▶ _Task objective_
Lines with "subtitle": how many are there in the listing below? Reply with the number only.

▶ _Data for analysis_
※
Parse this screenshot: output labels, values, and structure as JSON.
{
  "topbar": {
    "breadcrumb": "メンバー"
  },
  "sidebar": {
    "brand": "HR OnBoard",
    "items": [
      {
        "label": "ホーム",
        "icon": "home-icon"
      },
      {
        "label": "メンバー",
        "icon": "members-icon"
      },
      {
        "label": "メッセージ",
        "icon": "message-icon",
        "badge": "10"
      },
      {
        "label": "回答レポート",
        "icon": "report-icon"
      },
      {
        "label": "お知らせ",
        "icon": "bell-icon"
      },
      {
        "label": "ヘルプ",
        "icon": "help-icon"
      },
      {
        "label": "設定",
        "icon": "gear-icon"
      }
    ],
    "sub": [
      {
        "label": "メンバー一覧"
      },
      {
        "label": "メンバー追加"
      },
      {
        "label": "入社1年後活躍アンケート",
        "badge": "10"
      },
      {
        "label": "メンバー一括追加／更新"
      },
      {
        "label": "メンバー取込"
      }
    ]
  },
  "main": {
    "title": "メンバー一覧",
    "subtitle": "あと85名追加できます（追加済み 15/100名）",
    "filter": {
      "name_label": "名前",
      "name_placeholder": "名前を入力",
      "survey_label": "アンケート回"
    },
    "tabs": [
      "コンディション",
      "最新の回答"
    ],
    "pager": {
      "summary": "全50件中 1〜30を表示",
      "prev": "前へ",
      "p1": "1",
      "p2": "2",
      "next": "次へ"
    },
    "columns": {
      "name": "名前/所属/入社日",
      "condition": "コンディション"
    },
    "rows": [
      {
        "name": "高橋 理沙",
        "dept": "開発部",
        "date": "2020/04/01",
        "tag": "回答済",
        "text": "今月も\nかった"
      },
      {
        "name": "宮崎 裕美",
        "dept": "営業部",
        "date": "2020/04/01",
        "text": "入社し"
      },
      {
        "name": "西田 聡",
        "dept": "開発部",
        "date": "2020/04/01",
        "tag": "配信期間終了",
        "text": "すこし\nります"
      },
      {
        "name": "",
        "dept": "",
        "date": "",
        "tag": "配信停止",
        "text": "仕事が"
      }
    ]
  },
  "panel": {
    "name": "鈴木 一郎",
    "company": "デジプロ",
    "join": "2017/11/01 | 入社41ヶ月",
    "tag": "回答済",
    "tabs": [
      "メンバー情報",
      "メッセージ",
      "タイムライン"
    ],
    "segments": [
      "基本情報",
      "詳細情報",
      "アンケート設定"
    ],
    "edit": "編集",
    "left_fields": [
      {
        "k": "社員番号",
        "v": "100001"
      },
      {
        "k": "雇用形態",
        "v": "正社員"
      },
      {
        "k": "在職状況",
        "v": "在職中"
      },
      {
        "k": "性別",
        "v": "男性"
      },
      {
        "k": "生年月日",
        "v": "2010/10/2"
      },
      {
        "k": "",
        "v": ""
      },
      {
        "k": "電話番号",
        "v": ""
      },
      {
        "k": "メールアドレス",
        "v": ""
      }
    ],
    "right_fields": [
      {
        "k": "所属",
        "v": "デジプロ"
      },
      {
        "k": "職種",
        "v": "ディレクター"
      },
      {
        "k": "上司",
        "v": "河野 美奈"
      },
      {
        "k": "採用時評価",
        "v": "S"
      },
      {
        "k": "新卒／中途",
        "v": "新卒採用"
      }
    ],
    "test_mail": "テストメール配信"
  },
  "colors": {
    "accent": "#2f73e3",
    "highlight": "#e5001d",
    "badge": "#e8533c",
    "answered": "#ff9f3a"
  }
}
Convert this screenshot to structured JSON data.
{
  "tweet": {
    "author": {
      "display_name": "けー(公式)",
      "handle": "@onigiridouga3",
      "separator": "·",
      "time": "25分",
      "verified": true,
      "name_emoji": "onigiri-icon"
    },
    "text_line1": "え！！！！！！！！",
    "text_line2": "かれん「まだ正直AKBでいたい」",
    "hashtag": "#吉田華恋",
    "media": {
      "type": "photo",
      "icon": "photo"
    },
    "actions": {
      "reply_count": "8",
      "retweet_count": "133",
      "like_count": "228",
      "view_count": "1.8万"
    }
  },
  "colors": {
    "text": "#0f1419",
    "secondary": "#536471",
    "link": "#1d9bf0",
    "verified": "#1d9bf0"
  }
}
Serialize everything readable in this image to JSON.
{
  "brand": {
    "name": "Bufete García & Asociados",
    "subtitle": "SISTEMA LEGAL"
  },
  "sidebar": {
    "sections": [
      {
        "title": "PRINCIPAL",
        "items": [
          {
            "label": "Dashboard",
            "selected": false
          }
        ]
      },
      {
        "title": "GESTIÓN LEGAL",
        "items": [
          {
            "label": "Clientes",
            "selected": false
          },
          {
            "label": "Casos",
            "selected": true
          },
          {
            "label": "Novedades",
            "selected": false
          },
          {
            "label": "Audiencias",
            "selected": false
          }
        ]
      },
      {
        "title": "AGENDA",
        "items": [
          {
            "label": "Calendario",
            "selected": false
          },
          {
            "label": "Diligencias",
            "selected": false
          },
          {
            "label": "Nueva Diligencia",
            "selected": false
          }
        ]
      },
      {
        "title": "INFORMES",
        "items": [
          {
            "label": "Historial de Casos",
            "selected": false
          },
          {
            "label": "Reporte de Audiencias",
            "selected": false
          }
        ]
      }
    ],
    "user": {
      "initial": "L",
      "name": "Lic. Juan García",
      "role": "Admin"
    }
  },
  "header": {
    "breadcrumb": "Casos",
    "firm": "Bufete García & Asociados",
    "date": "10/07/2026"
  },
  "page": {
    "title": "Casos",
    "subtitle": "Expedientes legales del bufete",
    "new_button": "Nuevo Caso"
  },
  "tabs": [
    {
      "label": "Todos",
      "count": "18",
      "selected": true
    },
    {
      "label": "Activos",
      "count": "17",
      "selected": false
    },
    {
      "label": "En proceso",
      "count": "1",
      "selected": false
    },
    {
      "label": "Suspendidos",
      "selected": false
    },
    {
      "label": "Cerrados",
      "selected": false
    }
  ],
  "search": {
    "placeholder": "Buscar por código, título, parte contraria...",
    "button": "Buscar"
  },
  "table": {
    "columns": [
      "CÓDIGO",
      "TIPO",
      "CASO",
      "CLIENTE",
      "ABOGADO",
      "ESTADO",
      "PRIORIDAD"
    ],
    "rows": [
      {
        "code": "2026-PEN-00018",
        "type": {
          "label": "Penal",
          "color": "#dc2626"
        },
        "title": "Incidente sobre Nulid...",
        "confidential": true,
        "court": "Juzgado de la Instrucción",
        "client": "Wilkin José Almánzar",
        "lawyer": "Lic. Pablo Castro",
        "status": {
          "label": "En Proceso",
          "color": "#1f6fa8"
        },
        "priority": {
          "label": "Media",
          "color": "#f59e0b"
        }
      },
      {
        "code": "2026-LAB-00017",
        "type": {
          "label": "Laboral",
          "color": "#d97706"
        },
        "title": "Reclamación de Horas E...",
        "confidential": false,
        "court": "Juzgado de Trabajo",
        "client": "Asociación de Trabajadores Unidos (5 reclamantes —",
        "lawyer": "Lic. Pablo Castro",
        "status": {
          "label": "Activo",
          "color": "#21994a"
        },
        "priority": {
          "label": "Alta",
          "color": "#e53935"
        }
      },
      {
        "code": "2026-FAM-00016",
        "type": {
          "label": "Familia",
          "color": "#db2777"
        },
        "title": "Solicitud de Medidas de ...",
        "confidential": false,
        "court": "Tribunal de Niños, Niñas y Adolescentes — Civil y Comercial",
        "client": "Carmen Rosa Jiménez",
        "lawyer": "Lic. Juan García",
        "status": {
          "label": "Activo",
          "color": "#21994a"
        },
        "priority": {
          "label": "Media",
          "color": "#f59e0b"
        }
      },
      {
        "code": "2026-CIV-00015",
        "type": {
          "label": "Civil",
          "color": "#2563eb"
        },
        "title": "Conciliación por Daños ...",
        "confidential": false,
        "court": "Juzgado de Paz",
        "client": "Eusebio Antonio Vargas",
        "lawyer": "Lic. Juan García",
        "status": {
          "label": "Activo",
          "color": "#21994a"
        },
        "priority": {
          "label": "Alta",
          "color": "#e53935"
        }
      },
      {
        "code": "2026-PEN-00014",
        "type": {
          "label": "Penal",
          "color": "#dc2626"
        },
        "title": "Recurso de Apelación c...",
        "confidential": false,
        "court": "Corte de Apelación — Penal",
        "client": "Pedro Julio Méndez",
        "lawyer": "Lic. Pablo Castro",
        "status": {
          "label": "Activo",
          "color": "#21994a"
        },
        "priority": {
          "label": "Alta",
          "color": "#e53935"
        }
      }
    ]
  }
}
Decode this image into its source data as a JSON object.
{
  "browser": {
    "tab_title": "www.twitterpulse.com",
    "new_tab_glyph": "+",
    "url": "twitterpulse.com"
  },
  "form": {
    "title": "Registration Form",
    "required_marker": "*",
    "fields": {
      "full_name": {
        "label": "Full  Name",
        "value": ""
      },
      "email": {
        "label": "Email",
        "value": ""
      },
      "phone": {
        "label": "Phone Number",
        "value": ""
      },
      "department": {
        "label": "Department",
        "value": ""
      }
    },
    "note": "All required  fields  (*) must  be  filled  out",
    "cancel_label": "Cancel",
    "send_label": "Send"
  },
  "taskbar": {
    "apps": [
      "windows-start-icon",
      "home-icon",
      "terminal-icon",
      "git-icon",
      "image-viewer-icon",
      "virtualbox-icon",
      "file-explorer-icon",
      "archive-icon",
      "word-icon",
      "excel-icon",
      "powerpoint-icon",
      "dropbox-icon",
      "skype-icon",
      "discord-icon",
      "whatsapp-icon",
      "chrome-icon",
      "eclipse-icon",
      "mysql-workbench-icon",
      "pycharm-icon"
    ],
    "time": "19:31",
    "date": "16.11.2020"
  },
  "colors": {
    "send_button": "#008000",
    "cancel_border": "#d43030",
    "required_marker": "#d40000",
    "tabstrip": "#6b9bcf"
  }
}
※
▶ _Solution to the problem_
3